Leeds, for instance, attempted all manner of ways to get their tie with Stoke City on. Initially, a tractor complete with slow-speed rotary brushes was brought in but this made little difference.
Nor did the ice picks that the club hoped would break up the rock-hard surface, while the search for X73 pellets – which had helped crack the ice covering the pitches at White Hart Lane and Upton Park – also proved fruitless.
“I have been in touch with the manufacturers,” general manager Cyril Williamson told the Yorkshire Post. “But the trouble seems to be a shortage of supplies.”
It was a similar story of frustration elsewhere, Bradford City opting to sweep the snow off the top of the pitch and then bring out the heavy roller.
The reasoning, which even then must have seemed flawed, being that a fully compacted surface might be able to take a stud.
Bradford eventually hosted Newcastle United on March 7, and only then after removing tons of silt and mud that had washed into the Valley Parade enclosure during a long overdue thaw. City’s performance was similarly messy, as Newcastle progressed 6-1.
By then, most of Yorkshire’s third round representatives had learned their fate.
Twenty-four hours earlier, Leeds had beaten a Stoke side minus Stanley Matthews, left out because of the ankle deep mud on the now thawed Elland Road pitch, 3-1.
Sheffield United also went through by an identical scoreline against Bolton Wanderers on the same evening, while the preceding couple of days had seen Huddersfield crash out 5-0 at eventual Cup winners Manchester United along with Hull City, after a replay, at home to Leyton Orient.
The fate of York City and Rotherham United had been sealed by defeats on the road to Southampton and Watford, respectively, the Millers in particular being upset by what was described as being more akin to “a skating rink” than a pitch at Vicarage Road.

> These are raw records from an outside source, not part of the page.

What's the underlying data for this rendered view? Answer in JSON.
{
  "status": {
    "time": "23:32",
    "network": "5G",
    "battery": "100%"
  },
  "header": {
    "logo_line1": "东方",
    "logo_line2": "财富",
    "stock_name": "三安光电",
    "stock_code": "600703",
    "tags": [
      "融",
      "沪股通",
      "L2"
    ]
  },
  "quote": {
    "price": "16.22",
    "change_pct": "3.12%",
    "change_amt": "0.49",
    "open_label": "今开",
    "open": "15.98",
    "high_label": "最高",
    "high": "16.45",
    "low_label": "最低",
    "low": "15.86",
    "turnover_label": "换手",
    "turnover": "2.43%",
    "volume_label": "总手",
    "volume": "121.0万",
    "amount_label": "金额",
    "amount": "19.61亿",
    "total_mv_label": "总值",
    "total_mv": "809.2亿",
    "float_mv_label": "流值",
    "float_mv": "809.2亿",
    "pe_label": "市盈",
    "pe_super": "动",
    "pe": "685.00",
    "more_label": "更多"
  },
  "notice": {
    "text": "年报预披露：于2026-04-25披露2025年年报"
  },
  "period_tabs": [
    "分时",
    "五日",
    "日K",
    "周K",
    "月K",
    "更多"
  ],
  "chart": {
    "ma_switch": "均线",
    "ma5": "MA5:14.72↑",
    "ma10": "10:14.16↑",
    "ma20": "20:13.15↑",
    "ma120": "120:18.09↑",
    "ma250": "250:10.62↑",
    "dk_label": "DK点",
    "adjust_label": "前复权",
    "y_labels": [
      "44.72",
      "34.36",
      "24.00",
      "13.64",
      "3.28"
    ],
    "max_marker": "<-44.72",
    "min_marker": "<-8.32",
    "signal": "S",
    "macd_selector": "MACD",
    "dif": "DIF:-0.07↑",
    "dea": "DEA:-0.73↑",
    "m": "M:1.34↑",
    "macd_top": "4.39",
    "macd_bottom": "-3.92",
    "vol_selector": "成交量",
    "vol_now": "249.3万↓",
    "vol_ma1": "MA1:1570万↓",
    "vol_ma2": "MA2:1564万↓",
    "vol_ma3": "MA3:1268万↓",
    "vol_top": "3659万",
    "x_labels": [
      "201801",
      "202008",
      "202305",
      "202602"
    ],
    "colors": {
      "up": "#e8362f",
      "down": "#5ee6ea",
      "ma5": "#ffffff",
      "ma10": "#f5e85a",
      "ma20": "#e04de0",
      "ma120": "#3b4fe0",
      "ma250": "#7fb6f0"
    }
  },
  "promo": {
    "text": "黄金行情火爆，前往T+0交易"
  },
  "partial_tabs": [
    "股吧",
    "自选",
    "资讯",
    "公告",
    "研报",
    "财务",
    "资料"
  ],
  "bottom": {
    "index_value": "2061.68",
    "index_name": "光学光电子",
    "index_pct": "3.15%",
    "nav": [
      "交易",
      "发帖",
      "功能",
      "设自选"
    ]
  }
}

Middlesbrough, having drawn at Blackburn Rovers in their own much-delayed tie, had the honour of bringing down the curtain nationally on the longest-running third round of all time on March 11 with a 3-1 victory at Ayresome Park.
Finally, the Cup was ready to move on to the next stage.
Yorkshire involvement, however, did not last much longer with Leeds and the Blades bowing out at the fifth round stage long before the daffodils had started to bloom.